Task to carry out
For the word "glyph", state the number of lines in the data that contain it, and nothing else.
......
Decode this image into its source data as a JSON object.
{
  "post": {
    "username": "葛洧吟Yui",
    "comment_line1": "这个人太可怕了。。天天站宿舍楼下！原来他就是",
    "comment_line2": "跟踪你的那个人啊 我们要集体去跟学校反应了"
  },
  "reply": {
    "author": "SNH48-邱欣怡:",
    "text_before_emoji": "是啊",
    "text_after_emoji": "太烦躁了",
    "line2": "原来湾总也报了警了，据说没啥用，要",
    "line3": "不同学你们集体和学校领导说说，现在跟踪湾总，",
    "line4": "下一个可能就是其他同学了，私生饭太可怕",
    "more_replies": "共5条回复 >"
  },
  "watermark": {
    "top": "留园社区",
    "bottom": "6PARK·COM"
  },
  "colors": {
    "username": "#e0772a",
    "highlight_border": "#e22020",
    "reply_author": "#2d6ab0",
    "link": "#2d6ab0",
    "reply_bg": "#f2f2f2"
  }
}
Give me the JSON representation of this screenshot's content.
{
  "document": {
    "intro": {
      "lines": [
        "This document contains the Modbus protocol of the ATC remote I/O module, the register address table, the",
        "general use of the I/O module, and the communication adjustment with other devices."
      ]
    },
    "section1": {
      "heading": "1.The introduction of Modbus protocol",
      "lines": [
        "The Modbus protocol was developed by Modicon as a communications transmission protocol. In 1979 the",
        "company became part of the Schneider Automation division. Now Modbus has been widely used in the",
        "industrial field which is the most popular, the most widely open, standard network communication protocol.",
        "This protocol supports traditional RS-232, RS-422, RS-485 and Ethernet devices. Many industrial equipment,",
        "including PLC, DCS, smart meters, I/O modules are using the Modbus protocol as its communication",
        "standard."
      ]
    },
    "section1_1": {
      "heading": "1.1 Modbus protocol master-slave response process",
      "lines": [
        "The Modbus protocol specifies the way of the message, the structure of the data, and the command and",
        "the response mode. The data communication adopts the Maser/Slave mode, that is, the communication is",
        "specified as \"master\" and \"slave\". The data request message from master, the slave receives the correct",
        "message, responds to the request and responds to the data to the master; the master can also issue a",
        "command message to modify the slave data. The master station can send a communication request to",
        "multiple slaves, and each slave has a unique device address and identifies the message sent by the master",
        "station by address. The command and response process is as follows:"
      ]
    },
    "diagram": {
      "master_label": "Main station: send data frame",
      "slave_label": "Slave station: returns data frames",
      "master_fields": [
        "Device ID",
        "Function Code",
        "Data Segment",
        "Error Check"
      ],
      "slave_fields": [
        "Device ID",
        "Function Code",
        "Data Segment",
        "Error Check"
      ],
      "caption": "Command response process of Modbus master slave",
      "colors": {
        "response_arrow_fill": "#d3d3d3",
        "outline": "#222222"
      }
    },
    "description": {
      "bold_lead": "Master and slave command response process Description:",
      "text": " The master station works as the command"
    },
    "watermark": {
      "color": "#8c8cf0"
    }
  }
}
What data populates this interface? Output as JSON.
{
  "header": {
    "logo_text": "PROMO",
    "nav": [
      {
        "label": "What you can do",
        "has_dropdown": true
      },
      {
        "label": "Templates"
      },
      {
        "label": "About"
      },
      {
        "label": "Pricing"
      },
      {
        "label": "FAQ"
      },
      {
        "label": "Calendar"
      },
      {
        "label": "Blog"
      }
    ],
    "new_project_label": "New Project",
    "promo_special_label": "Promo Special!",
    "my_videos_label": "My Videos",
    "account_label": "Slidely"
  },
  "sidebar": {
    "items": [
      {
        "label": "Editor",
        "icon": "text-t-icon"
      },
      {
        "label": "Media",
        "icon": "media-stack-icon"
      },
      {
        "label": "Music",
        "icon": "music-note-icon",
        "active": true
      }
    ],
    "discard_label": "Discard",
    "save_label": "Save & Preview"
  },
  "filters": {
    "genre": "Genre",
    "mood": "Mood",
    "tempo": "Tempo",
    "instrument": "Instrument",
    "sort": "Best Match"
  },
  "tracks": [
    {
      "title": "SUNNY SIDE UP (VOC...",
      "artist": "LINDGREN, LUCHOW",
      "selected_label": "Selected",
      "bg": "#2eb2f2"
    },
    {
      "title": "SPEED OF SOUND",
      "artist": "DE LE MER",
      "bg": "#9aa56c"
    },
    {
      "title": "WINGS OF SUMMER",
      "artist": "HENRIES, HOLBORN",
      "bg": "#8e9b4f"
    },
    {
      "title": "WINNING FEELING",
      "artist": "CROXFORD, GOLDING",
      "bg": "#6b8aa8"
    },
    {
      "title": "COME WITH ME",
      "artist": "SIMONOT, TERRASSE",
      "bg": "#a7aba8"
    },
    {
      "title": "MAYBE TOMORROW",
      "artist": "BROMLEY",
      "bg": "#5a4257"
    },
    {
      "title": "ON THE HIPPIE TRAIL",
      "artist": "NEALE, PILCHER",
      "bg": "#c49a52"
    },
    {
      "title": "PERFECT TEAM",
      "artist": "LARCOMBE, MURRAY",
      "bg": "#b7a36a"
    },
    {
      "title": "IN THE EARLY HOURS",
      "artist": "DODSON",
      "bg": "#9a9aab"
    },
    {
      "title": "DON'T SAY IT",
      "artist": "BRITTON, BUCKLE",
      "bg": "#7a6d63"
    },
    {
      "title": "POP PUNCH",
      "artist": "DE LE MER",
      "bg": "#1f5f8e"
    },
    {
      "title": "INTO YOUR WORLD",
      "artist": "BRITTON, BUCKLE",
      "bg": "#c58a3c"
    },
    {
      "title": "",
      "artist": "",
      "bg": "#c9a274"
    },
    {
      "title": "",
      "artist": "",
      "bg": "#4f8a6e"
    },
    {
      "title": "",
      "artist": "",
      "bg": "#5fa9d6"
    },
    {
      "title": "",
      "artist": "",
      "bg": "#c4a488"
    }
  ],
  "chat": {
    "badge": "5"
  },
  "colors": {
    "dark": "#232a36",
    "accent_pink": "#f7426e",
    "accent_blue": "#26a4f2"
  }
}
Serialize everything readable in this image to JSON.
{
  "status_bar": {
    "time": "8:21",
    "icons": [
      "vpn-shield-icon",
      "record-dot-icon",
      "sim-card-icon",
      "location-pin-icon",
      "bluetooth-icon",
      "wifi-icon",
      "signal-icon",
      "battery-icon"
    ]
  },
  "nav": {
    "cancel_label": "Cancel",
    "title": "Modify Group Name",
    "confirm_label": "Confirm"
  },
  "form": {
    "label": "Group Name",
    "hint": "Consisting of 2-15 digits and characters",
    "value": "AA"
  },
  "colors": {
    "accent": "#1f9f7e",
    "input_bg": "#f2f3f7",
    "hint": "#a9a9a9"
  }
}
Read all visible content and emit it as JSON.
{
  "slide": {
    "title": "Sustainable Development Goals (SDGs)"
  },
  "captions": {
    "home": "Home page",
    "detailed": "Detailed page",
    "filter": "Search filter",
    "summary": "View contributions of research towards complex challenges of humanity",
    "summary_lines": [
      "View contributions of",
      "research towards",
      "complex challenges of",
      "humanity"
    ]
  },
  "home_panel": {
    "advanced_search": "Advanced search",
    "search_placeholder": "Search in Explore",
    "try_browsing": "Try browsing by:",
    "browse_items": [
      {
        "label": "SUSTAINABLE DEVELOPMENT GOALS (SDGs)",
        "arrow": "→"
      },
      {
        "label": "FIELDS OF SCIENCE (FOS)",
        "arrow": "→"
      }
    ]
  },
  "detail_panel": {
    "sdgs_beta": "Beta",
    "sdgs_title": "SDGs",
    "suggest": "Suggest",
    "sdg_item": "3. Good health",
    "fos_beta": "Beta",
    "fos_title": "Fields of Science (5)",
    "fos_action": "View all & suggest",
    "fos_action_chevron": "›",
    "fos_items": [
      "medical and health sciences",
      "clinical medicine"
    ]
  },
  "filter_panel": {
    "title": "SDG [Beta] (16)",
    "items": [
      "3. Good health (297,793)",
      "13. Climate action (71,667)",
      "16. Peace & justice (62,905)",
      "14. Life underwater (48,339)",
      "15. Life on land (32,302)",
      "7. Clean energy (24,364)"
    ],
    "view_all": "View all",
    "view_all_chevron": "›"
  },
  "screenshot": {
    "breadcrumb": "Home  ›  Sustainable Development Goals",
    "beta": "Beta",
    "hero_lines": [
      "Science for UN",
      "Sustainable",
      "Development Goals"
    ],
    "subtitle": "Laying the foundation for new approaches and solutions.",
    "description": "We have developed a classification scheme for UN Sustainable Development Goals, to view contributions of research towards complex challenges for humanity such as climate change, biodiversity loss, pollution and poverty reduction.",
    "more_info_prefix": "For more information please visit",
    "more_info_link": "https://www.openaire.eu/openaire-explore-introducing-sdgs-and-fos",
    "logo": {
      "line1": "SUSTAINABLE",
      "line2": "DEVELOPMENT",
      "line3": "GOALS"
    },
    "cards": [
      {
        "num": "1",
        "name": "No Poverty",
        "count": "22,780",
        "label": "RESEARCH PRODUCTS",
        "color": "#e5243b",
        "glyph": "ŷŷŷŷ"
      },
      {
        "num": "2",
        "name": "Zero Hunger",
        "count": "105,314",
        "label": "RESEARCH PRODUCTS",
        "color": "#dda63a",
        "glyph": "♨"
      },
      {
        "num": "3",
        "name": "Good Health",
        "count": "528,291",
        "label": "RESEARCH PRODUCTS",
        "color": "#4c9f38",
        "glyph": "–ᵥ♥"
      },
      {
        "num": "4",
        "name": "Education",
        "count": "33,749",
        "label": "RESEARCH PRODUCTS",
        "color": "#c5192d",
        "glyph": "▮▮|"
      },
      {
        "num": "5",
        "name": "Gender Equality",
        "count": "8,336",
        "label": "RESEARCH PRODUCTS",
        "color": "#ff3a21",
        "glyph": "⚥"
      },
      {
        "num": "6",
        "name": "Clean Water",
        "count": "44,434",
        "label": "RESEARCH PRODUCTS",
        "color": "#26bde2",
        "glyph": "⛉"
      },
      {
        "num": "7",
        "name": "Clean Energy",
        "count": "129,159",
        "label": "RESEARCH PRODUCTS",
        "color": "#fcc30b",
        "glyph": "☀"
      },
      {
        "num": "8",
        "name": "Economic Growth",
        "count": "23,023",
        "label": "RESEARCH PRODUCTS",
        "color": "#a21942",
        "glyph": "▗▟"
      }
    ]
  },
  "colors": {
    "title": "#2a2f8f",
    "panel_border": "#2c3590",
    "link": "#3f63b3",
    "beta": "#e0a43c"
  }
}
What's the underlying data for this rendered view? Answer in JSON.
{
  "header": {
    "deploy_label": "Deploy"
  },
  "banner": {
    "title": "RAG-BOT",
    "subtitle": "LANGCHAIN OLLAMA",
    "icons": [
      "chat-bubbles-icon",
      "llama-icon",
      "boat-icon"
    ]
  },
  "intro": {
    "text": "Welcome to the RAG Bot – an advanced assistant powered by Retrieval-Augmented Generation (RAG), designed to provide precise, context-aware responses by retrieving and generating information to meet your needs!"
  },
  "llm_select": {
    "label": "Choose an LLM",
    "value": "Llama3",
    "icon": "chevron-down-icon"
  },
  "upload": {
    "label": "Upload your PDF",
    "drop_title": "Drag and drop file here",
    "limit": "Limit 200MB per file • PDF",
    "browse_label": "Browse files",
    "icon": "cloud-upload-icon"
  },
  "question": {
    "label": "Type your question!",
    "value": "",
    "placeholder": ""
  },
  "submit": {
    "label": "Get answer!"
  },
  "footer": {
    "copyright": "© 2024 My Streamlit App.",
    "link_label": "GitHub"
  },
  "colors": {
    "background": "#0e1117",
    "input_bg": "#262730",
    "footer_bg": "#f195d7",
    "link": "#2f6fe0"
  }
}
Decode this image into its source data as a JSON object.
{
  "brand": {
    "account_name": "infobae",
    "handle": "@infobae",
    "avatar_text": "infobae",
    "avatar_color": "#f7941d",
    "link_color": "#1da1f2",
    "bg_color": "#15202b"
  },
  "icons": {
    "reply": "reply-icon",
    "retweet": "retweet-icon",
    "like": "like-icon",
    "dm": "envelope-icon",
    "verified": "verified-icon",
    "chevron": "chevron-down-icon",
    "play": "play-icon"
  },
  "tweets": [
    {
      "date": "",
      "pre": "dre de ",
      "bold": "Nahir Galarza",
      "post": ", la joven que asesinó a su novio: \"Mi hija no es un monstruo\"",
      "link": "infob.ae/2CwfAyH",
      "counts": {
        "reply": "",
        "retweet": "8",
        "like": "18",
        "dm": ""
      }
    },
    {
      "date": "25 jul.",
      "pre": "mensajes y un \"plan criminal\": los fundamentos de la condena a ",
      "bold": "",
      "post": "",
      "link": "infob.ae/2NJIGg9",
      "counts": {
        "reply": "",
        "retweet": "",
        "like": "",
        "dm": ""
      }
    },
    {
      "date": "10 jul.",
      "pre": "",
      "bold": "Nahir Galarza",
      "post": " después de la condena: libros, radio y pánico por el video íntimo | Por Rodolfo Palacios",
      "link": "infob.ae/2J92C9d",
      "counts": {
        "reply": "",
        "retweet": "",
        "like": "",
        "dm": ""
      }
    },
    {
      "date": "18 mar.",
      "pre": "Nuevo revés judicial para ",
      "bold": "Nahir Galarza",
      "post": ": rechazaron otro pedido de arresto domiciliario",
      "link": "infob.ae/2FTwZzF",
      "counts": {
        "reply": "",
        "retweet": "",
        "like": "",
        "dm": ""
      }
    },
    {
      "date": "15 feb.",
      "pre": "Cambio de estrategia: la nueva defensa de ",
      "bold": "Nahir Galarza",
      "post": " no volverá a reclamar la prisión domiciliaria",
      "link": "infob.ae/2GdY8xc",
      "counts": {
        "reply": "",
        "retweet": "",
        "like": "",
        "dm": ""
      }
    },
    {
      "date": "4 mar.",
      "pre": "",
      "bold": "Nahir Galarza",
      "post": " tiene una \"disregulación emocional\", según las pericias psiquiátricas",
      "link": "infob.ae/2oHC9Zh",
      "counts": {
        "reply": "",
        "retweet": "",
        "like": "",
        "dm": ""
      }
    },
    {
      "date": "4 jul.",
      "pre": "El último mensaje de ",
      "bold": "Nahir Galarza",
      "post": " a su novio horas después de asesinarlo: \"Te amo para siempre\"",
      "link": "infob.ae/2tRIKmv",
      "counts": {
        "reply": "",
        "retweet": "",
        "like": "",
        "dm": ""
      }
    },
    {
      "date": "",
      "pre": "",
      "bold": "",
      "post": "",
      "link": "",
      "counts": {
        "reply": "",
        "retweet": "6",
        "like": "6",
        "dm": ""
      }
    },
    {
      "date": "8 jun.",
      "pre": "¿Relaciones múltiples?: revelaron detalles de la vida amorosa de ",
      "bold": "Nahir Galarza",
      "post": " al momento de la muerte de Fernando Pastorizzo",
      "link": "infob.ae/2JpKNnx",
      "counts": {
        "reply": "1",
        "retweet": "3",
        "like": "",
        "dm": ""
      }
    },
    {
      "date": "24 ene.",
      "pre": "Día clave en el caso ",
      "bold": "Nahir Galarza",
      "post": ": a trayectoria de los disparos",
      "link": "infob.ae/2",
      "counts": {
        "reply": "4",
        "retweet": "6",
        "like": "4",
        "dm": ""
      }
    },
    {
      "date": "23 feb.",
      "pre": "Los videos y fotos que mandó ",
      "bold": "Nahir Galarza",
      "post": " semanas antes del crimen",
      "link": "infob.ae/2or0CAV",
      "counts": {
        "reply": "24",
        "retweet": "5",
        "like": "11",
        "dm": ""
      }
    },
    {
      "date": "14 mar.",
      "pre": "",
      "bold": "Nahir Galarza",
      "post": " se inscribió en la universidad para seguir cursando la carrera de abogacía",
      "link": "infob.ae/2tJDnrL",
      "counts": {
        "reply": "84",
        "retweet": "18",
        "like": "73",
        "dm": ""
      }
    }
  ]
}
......
The completed task
8